*Data*:
════════════════
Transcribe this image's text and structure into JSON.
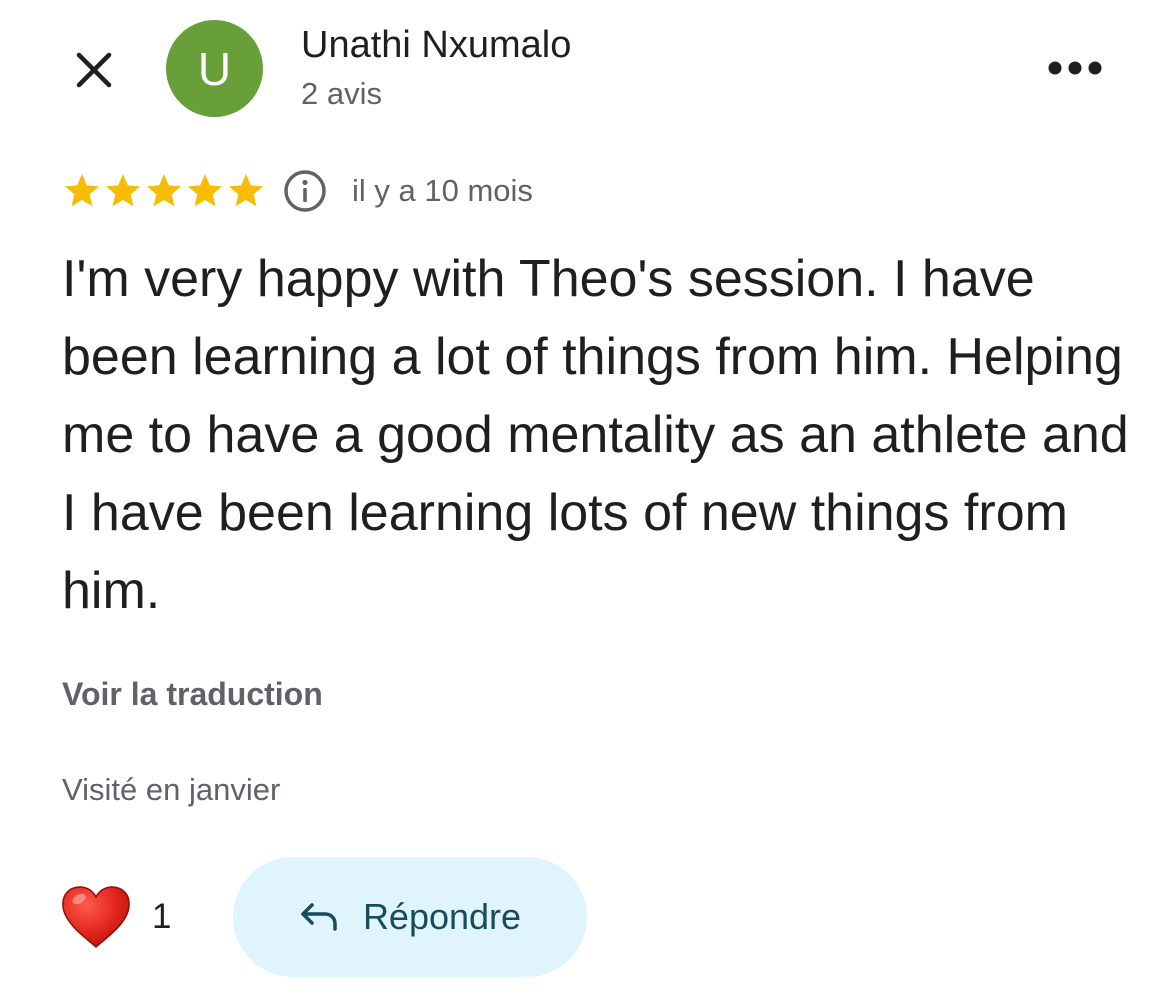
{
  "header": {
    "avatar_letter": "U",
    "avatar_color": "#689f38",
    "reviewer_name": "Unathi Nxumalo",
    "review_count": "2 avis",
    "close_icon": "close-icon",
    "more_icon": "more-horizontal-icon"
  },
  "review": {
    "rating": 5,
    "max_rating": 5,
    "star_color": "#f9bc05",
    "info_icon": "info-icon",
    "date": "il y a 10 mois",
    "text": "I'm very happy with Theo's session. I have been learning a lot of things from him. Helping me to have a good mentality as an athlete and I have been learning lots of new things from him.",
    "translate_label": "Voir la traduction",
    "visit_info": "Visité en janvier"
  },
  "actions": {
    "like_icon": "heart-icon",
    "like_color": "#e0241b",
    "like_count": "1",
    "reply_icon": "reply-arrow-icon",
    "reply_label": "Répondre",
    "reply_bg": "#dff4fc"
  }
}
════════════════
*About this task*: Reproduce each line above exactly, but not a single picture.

*Written response*:
Transcribe this image's text and structure into JSON.
{
  "header": {
    "avatar_letter": "U",
    "avatar_color": "#689f38",
    "reviewer_name": "Unathi Nxumalo",
    "review_count": "2 avis",
    "close_icon": "close-icon",
    "more_icon": "more-horizontal-icon"
  },
  "review": {
    "rating": 5,
    "max_rating": 5,
    "star_color": "#f9bc05",
    "info_icon": "info-icon",
    "date": "il y a 10 mois",
    "text": "I'm very happy with Theo's session. I have been learning a lot of things from him. Helping me to have a good mentality as an athlete and I have been learning lots of new things from him.",
    "translate_label": "Voir la traduction",
    "visit_info": "Visité en janvier"
  },
  "actions": {
    "like_icon": "heart-icon",
    "like_color": "#e0241b",
    "like_count": "1",
    "reply_icon": "reply-arrow-icon",
    "reply_label": "Répondre",
    "reply_bg": "#dff4fc"
  }
}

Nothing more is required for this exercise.